Your copy should match the records below exactly, except for the pictures.

=====

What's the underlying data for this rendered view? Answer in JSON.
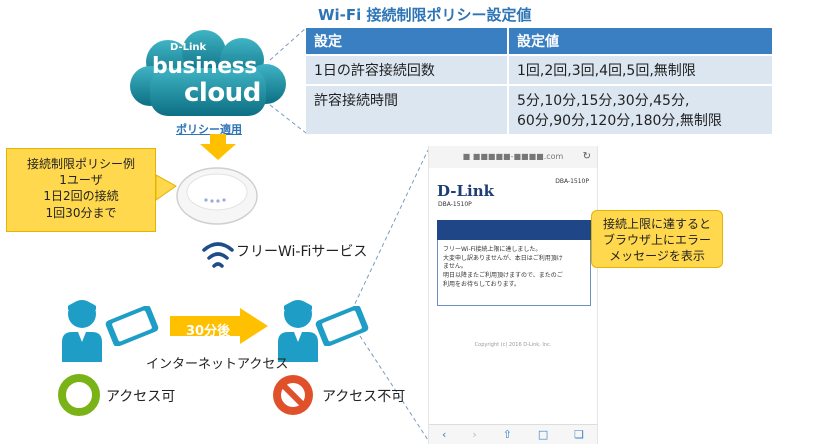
{
  "table": {
    "title": "Wi-Fi 接続制限ポリシー設定値",
    "headers": [
      "設定",
      "設定値"
    ],
    "rows": [
      {
        "label": "1日の許容接続回数",
        "value_lines": [
          "1回,2回,3回,4回,5回,無制限"
        ]
      },
      {
        "label": "許容接続時間",
        "value_lines": [
          "5分,10分,15分,30分,45分,",
          "60分,90分,120分,180分,無制限"
        ]
      }
    ]
  },
  "cloud": {
    "brand": "D-Link",
    "line1": "business",
    "line2": "cloud",
    "apply_label": "ポリシー適用"
  },
  "callout_left": {
    "lines": [
      "接続制限ポリシー例",
      "1ユーザ",
      "1日2回の接続",
      "1回30分まで"
    ]
  },
  "callout_right": {
    "lines": [
      "接続上限に達すると",
      "ブラウザ上にエラー",
      "メッセージを表示"
    ]
  },
  "labels": {
    "wifi_service": "フリーWi-Fiサービス",
    "after": "30分後",
    "internet_access": "インターネットアクセス",
    "access_ok": "アクセス可",
    "access_ng": "アクセス不可"
  },
  "phone": {
    "url": "■ ■■■■■-■■■■.com",
    "logo": "D-Link",
    "model_right": "DBA-1510P",
    "model_left": "DBA-1510P",
    "message_lines": [
      "フリーWi-Fi接続上限に達しました。",
      "大変申し訳ありませんが、本日はご利用頂け",
      "ません。",
      "明日以降またご利用頂けますので、またのご",
      "利用をお待ちしております。"
    ],
    "copyright": "Copyright (c) 2016 D-Link, Inc.",
    "toolbar_icons": [
      "back-icon",
      "forward-icon",
      "share-icon",
      "bookmarks-icon",
      "tabs-icon"
    ]
  },
  "colors": {
    "accent_blue": "#3a7fc1",
    "callout_yellow": "#ffd84d",
    "cloud_teal": "#1c8aa0",
    "ok_green": "#7ab317",
    "ng_red": "#e0502a",
    "person_teal": "#1e9ec7"
  }
}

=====

## ANSWER SPACE
What's the underlying data for this rendered view? Answer in JSON.
{
  "table": {
    "title": "Wi-Fi 接続制限ポリシー設定値",
    "headers": [
      "設定",
      "設定値"
    ],
    "rows": [
      {
        "label": "1日の許容接続回数",
        "value_lines": [
          "1回,2回,3回,4回,5回,無制限"
        ]
      },
      {
        "label": "許容接続時間",
        "value_lines": [
          "5分,10分,15分,30分,45分,",
          "60分,90分,120分,180分,無制限"
        ]
      }
    ]
  },
  "cloud": {
    "brand": "D-Link",
    "line1": "business",
    "line2": "cloud",
    "apply_label": "ポリシー適用"
  },
  "callout_left": {
    "lines": [
      "接続制限ポリシー例",
      "1ユーザ",
      "1日2回の接続",
      "1回30分まで"
    ]
  },
  "callout_right": {
    "lines": [
      "接続上限に達すると",
      "ブラウザ上にエラー",
      "メッセージを表示"
    ]
  },
  "labels": {
    "wifi_service": "フリーWi-Fiサービス",
    "after": "30分後",
    "internet_access": "インターネットアクセス",
    "access_ok": "アクセス可",
    "access_ng": "アクセス不可"
  },
  "phone": {
    "url": "■ ■■■■■-■■■■.com",
    "logo": "D-Link",
    "model_right": "DBA-1510P",
    "model_left": "DBA-1510P",
    "message_lines": [
      "フリーWi-Fi接続上限に達しました。",
      "大変申し訳ありませんが、本日はご利用頂け",
      "ません。",
      "明日以降またご利用頂けますので、またのご",
      "利用をお待ちしております。"
    ],
    "copyright": "Copyright (c) 2016 D-Link, Inc.",
    "toolbar_icons": [
      "back-icon",
      "forward-icon",
      "share-icon",
      "bookmarks-icon",
      "tabs-icon"
    ]
  },
  "colors": {
    "accent_blue": "#3a7fc1",
    "callout_yellow": "#ffd84d",
    "cloud_teal": "#1c8aa0",
    "ok_green": "#7ab317",
    "ng_red": "#e0502a",
    "person_teal": "#1e9ec7"
  }
}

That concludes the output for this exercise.